This sort of thinking is now taking revolutionary scales. I think it’s great, because I like how these trends affect contemporary design by encouraging minimal / modular ideas, sustainable use of material and mindful production process.
A perfect distillation of this trend is this project called 2,5³ from Polish designer duo Maciej Chmara and Ania Rosinke. It is a proposal for simple living in the 21st century.
I could go on and on about this but I will let the images and video do the talking. If you want to check this piece out in real life, pop in to the MAK in Vienna before the 6th of October.
OK, this is what’s happening: Dutch architecture studio DUS Architects is 3D-printing a full-size canal house in Amsterdam. Amazing. We are very excited about this. Frontier loves 3D printing!
They will print the whole building on site using recycled plastic, polypropylene and bioplastics. Can this be any cooler? The answer is yes! Meet the Kamer Maker (Dutch for room maker). The Kamer Maker is basically a huge 3D printer inside a shipping container (as pictured on the last image). This is where the magic is happening. They are starting with printing the facade, then they’ll move on to printing the rooms bit by bit. The building site at the Buiksloter-canal will be an event space and all building pieces will be exhibited before they get used.

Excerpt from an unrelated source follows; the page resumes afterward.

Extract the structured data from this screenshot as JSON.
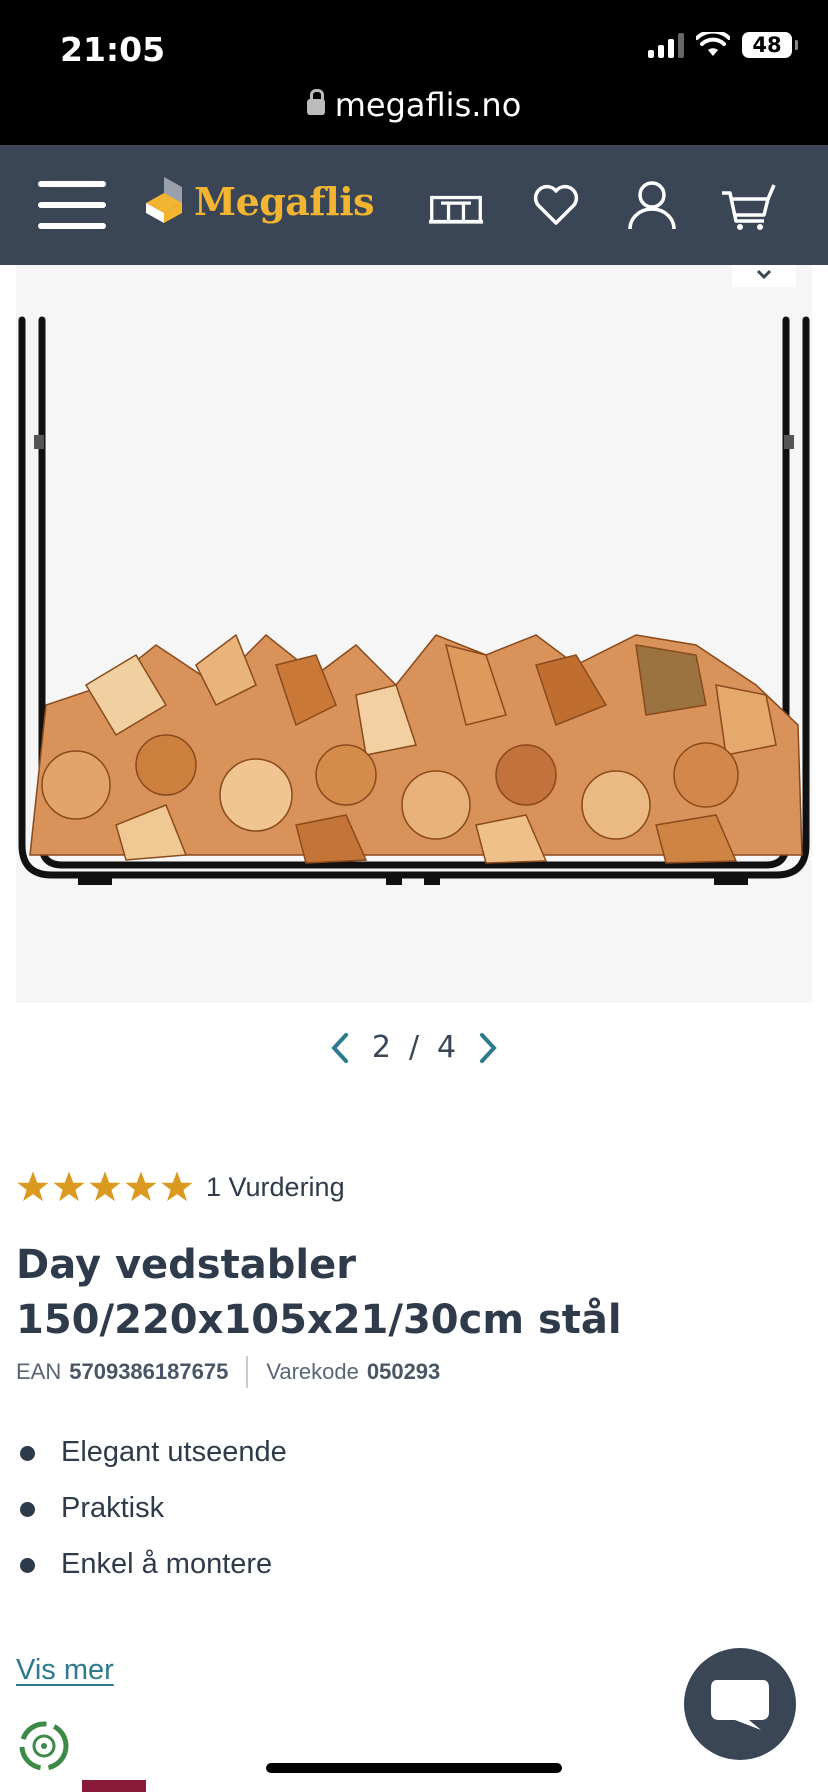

This is not the only 3D printed building project that’s happening right now and we are incredibly excited about the possibilities this technology holds. Imagine if we can print housing for humanitarian purposes from recycled plastic …?